### Given entries:
((

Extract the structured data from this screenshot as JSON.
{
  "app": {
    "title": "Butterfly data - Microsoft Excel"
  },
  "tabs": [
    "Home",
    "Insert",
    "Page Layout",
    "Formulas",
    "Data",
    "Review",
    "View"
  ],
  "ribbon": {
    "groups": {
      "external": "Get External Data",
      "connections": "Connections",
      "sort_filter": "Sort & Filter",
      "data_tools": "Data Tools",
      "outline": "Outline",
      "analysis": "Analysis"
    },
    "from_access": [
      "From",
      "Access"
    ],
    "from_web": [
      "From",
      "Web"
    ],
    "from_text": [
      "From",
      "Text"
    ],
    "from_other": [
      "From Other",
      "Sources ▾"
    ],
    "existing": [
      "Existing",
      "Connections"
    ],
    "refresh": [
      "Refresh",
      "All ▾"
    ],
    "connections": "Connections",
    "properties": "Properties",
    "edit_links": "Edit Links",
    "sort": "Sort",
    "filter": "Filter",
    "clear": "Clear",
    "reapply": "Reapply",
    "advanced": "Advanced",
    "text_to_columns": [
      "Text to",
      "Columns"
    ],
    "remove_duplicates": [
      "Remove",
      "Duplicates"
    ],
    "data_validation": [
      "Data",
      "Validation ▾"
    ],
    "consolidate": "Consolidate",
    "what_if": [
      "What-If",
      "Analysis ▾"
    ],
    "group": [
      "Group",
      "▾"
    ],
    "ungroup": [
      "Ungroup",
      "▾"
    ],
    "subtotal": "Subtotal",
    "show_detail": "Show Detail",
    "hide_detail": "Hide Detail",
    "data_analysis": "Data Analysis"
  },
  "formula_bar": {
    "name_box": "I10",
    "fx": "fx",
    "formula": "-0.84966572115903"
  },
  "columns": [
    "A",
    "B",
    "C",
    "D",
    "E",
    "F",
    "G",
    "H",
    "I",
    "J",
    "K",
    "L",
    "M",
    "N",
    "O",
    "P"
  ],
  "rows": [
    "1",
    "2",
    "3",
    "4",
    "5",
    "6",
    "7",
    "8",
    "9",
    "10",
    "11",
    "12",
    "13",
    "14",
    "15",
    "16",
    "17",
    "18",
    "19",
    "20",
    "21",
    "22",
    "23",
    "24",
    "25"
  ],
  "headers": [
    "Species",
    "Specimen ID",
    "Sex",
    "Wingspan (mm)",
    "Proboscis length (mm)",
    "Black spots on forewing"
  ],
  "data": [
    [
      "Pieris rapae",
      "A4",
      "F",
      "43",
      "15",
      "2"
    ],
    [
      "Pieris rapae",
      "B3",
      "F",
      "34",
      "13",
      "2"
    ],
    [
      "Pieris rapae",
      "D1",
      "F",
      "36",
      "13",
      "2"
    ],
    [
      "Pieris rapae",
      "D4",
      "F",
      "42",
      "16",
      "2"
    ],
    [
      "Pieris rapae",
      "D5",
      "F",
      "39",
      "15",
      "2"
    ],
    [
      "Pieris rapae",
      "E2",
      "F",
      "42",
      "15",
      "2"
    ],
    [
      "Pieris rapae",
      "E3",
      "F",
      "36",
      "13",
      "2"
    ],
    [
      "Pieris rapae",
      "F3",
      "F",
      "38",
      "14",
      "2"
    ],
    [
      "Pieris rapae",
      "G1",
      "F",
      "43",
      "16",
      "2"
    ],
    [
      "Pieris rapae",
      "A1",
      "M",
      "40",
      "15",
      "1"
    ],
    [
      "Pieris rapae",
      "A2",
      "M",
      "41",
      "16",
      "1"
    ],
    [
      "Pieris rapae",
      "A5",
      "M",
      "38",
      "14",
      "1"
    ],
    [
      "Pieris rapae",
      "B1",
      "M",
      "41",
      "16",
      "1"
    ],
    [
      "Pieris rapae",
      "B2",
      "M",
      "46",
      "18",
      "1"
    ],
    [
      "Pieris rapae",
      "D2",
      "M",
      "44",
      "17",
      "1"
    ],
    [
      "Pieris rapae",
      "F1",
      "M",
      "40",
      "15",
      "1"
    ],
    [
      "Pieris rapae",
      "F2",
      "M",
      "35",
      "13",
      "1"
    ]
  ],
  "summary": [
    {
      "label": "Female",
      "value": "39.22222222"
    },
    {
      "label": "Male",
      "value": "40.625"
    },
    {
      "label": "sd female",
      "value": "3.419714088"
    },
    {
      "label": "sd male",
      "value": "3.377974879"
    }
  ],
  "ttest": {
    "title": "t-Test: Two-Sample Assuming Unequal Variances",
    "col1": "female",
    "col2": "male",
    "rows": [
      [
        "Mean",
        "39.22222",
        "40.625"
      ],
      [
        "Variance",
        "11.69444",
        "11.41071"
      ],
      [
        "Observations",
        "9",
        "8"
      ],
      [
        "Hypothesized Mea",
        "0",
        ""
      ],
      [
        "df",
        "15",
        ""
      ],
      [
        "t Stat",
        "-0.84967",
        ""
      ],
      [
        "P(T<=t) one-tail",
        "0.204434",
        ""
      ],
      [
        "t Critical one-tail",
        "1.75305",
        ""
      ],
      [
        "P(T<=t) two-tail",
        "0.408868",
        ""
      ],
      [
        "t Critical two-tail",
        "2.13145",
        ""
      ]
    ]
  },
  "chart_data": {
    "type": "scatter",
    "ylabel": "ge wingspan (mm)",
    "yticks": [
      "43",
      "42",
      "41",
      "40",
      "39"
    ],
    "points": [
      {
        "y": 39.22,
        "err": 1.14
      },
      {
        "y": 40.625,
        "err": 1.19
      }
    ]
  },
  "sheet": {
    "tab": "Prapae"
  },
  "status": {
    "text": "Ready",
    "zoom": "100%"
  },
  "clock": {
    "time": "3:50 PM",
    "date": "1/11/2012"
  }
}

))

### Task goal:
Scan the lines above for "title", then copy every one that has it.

### Worked solution:
    "title": "Butterfly data - Microsoft Excel"
    "title": "t-Test: Two-Sample Assuming Unequal Variances",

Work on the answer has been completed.